* [EXERCISE GOAL]:
Wherever the word "Exposure" appears in the entries, copy the whole line.

[Collected data]
########################################

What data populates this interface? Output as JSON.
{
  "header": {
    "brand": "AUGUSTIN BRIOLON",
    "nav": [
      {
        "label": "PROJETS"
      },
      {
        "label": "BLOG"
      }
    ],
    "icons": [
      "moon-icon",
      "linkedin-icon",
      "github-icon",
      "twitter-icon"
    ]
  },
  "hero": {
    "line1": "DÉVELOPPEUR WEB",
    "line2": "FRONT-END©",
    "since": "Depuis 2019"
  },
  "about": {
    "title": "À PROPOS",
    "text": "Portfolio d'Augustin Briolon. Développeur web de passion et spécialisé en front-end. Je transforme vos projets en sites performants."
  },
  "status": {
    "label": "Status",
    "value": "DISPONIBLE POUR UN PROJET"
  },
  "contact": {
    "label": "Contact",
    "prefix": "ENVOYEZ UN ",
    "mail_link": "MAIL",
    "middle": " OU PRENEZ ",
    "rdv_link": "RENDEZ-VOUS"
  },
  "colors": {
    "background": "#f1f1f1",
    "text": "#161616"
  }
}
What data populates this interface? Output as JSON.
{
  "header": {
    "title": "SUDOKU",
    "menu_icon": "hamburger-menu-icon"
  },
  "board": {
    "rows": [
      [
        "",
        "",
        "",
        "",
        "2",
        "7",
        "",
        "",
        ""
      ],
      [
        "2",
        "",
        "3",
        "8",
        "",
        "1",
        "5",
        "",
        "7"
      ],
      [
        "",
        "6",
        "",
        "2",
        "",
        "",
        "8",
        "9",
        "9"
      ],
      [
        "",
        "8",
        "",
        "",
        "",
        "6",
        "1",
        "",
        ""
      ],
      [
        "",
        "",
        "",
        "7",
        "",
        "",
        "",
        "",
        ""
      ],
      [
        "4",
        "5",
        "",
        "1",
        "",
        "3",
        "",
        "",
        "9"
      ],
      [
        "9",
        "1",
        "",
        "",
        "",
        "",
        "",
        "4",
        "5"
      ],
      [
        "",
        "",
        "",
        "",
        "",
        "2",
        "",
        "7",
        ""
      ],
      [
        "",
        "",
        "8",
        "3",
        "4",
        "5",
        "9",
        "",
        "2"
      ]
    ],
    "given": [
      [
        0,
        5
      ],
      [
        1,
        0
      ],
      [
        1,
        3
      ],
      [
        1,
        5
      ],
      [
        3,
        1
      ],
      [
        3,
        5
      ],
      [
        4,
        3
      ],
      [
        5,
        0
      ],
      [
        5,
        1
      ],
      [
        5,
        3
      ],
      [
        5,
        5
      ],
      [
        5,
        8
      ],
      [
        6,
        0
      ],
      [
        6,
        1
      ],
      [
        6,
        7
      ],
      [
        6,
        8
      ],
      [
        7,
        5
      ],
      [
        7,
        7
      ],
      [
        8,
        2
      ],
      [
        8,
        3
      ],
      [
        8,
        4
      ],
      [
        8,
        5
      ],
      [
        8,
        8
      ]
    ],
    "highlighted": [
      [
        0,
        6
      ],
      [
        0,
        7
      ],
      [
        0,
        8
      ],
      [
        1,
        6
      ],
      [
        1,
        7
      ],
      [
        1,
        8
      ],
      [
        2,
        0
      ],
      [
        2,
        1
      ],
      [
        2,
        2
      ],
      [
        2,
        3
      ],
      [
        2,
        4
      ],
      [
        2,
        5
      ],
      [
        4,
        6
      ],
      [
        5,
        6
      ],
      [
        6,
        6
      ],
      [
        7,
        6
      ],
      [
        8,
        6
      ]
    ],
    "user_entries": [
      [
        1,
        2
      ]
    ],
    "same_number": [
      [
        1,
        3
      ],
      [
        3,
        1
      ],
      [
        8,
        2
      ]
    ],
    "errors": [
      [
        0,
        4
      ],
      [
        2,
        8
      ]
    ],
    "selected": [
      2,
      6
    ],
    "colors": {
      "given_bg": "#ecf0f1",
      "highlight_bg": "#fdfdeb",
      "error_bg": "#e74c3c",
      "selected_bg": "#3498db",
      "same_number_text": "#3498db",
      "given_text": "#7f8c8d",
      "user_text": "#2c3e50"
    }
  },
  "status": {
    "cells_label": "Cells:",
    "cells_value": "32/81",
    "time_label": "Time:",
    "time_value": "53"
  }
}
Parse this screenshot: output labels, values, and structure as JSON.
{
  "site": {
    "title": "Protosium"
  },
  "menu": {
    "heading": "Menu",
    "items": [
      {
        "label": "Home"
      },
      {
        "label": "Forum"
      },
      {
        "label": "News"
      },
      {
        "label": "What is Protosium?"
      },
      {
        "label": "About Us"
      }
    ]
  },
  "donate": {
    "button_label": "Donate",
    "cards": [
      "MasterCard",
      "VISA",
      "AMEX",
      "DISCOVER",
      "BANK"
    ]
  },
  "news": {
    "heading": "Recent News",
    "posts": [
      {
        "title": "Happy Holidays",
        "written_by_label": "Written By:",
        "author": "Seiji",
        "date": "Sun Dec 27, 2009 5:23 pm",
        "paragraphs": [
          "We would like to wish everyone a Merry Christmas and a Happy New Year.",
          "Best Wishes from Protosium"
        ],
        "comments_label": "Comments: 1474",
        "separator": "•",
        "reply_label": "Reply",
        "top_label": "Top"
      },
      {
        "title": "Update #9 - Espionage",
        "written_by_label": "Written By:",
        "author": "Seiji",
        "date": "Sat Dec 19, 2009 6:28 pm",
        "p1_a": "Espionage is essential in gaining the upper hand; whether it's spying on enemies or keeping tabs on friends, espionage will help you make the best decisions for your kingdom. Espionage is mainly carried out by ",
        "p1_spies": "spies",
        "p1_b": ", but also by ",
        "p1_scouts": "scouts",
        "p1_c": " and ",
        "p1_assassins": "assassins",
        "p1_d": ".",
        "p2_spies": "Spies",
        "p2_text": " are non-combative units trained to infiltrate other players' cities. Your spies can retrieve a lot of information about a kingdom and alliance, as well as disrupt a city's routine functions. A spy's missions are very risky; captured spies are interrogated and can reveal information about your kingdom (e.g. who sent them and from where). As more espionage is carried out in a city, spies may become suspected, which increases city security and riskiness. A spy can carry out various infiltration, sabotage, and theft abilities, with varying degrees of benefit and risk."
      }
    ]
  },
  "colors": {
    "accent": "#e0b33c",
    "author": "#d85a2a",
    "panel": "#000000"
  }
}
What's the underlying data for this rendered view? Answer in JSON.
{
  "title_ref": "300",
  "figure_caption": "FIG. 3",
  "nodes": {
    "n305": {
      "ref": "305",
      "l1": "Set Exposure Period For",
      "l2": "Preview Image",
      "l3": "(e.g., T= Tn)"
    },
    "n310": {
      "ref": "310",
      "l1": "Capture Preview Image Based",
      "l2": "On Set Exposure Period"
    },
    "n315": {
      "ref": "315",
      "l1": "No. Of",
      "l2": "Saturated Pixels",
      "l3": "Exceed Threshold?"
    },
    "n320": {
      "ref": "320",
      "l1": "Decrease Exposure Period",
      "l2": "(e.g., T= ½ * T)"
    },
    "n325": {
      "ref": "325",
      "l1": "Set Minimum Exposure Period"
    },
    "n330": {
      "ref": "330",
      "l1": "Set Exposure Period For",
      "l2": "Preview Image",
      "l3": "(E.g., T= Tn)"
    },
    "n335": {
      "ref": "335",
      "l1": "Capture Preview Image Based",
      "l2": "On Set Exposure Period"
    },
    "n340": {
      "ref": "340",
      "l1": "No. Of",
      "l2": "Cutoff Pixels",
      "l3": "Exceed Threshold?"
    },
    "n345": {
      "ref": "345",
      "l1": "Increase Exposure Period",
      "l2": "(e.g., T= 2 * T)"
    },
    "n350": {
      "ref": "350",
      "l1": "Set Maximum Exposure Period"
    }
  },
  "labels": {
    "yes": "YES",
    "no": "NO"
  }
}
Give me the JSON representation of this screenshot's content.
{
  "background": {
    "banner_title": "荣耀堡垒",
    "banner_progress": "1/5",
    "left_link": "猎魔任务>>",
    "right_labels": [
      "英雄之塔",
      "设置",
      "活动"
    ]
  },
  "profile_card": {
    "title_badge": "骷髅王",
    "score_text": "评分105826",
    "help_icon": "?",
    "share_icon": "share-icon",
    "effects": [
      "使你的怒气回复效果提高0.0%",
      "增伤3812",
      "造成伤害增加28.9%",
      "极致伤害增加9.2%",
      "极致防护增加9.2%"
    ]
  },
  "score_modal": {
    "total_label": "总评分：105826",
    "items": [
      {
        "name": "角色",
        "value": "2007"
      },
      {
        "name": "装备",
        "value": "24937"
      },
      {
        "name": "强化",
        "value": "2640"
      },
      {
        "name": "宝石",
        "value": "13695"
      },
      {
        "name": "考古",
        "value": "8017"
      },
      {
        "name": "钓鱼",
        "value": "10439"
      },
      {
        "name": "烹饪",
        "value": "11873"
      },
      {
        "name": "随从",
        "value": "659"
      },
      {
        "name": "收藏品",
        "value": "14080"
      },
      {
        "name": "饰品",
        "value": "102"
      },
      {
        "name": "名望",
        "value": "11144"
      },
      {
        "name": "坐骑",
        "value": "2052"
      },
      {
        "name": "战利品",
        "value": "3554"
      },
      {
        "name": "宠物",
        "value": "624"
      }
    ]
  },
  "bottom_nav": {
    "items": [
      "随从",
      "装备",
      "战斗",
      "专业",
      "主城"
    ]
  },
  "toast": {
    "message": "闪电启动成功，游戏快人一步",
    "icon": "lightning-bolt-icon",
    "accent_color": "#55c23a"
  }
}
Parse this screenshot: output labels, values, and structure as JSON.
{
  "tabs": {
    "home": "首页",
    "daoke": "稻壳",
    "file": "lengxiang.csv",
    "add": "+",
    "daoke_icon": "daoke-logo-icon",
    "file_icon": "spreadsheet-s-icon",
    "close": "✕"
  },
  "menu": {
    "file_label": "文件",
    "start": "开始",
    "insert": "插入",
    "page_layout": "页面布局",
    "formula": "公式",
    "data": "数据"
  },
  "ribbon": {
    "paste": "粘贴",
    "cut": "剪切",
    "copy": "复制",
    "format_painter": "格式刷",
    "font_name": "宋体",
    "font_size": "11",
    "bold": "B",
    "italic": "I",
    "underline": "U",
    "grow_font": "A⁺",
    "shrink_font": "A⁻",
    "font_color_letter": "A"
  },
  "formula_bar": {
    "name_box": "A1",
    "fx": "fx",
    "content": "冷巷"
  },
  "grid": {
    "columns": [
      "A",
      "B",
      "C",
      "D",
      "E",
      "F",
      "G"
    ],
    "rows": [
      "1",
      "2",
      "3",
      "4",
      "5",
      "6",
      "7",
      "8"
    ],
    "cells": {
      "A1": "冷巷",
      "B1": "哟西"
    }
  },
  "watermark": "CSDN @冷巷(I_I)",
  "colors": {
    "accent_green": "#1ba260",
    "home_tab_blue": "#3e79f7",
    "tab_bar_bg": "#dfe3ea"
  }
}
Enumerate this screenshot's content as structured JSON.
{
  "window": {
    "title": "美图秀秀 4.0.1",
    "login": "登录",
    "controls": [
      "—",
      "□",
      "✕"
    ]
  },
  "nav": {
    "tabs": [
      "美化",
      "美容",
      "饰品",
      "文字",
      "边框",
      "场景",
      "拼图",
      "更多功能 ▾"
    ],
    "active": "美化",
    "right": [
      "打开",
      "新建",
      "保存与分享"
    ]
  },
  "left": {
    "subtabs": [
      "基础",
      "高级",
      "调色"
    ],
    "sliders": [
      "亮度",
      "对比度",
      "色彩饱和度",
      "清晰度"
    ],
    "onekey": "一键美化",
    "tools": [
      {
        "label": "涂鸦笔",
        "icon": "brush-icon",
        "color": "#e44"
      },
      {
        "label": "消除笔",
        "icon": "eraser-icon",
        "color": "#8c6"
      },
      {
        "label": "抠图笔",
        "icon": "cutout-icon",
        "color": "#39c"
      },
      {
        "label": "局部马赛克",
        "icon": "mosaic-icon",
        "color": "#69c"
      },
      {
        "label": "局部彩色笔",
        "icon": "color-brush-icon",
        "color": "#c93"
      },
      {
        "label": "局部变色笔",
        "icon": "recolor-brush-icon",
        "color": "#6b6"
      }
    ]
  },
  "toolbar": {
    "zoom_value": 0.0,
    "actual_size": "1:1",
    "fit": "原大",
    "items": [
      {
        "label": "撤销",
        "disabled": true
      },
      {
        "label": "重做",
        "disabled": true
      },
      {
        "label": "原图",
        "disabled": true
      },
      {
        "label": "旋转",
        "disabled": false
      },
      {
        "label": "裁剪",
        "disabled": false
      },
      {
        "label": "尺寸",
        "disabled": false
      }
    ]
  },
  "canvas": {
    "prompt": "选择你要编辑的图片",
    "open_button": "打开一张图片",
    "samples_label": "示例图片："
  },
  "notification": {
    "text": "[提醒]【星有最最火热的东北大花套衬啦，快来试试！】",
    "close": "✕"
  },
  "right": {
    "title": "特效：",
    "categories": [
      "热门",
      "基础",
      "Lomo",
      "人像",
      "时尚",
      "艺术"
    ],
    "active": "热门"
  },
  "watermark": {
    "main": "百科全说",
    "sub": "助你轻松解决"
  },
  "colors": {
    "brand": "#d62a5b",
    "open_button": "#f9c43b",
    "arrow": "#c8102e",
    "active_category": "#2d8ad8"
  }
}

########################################

* [OUTPUT]:
      "l1": "Set Exposure Period For",
      "l2": "On Set Exposure Period"
      "l1": "Decrease Exposure Period",
      "l1": "Set Minimum Exposure Period"
      "l1": "Set Exposure Period For",
      "l2": "On Set Exposure Period"
      "l1": "Increase Exposure Period",
      "l1": "Set Maximum Exposure Period"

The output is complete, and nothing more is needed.